Detail View: LUNA: Folger Manuscript Transcriptions Collection: Receipt book of Margaret Baker [manuscript]

Digital Image File Name: 
122098
Source Call Number: 
V.a.619
Source Title: 
Receipt book of Margaret Baker [manuscript]
Source Creator: 
Baker, Margaret, 17th century.
Source Created or Published: 
ca. 1675?
Physical Description: 
folio 108 verso || folio 109 recto
Digital Image Type: 
FSL collection
Hamnet Catalog Link: 
http://hamnet.folger.edu/cgi-bin/Pwebrecon.cgi?BBID=263402
Transcription: 

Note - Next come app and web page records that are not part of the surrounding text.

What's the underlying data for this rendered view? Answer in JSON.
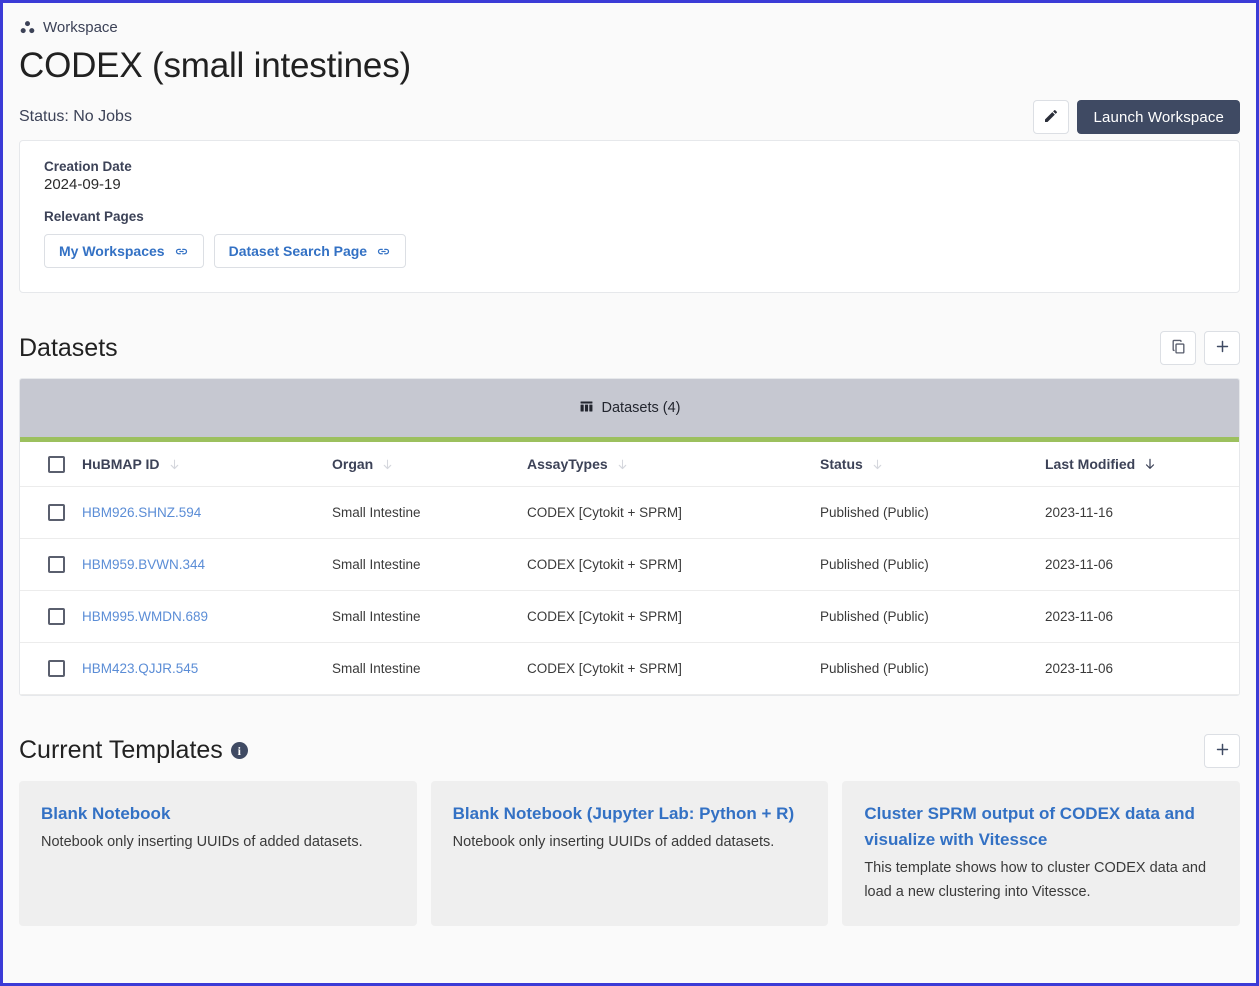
{
  "breadcrumb": {
    "label": "Workspace",
    "icon": "workspace-dots-icon"
  },
  "header": {
    "title": "CODEX (small intestines)",
    "status": "Status: No Jobs",
    "edit_icon": "pencil-icon",
    "launch_label": "Launch Workspace"
  },
  "info": {
    "creation_date_label": "Creation Date",
    "creation_date_value": "2024-09-19",
    "relevant_pages_label": "Relevant Pages",
    "links": [
      {
        "label": "My Workspaces",
        "icon": "link-icon"
      },
      {
        "label": "Dataset Search Page",
        "icon": "link-icon"
      }
    ]
  },
  "datasets": {
    "section_title": "Datasets",
    "copy_icon": "copy-icon",
    "add_icon": "plus-icon",
    "tab_label": "Datasets (4)",
    "tab_icon": "table-icon",
    "accent_color": "#9cc05e",
    "tabbar_color": "#c6c8d1",
    "columns": [
      {
        "label": "HuBMAP ID",
        "sorted": false
      },
      {
        "label": "Organ",
        "sorted": false
      },
      {
        "label": "AssayTypes",
        "sorted": false
      },
      {
        "label": "Status",
        "sorted": false
      },
      {
        "label": "Last Modified",
        "sorted": true
      }
    ],
    "rows": [
      {
        "id": "HBM926.SHNZ.594",
        "organ": "Small Intestine",
        "assay": "CODEX [Cytokit + SPRM]",
        "status": "Published (Public)",
        "modified": "2023-11-16",
        "checked": false
      },
      {
        "id": "HBM959.BVWN.344",
        "organ": "Small Intestine",
        "assay": "CODEX [Cytokit + SPRM]",
        "status": "Published (Public)",
        "modified": "2023-11-06",
        "checked": false
      },
      {
        "id": "HBM995.WMDN.689",
        "organ": "Small Intestine",
        "assay": "CODEX [Cytokit + SPRM]",
        "status": "Published (Public)",
        "modified": "2023-11-06",
        "checked": false
      },
      {
        "id": "HBM423.QJJR.545",
        "organ": "Small Intestine",
        "assay": "CODEX [Cytokit + SPRM]",
        "status": "Published (Public)",
        "modified": "2023-11-06",
        "checked": false
      }
    ]
  },
  "templates": {
    "section_title": "Current Templates",
    "info_icon": "info-icon",
    "info_glyph": "i",
    "add_icon": "plus-icon",
    "cards": [
      {
        "title": "Blank Notebook",
        "description": "Notebook only inserting UUIDs of added datasets."
      },
      {
        "title": "Blank Notebook (Jupyter Lab: Python + R)",
        "description": "Notebook only inserting UUIDs of added datasets."
      },
      {
        "title": "Cluster SPRM output of CODEX data and visualize with Vitessce",
        "description": "This template shows how to cluster CODEX data and load a new clustering into Vitessce."
      }
    ]
  }
}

them close togeather lett them ley till they are could and the ioynt will bee fast; if alsoe you take the skles of smiths dust and make fine powder of it and put it in to itt the simant will bee the stronger To make Iumbell Churrys Take to :4: pound of cherrys :1: pound & a halfe of suger : take halfe a pound of your suger & strew it a moungets y:our cherrys beinge stoned then boyle them as fast as you can still sturring them & when they bee very tender & the liquor well shrunke then put in the other halfe pound of suger and soe boyle it againe till it is allmost enought then put in the last of your suger & soe boyle and skume itt till you can see the bottom of the panne then it is enough take it ofe & soe pott it vpe take white corrance picke them & put them in to a pott & boyle them very well in a pott of water then straine them to the waight of ielly take soe much suger & when your cherrys is almost enought put itt in and boyle it togeather fol 109 recto 109 To Drye Churreys Take your Churreys & stone them to one pound of churris take one quarter of a pound of suger soe strewe it one your churreys & lett them stand all night; the next day boyle them tender; & lett them stand in the sirrope againe till the next day & then boyle them againe & sett them in the stoue the next day dry them in the Sunne upone Sciues To make Raspas suger; Take lofe sugar and serce it very fine; then take your raspas & mash them & boyle them very well; then straine them and boyle the liquor againe & skume it very well when it is scalldinge hott put it into the suger & worke it in till it be like paste then drye it in a stoue; then wett it with more of the liquor ouer a gentle fire; where it may dis solue the suger but not boyle & when it is come to suger againe then stoue it till it is drye, doe so foure or fiue times; or till you like the couller you must sturre it all the while you are dissolueing of itt. To steanch Bleeding Hould the roote of a nettell in your mouth and you can loose noe blood;
Credit: 
Transcriptions made by Shakespeare’s World volunteers (shakespearesworld.org), participants in EMROC classes and transcribathons (emroc.hypotheses.org), participants in Folger paleography classes and transcribathons, and Folger docents.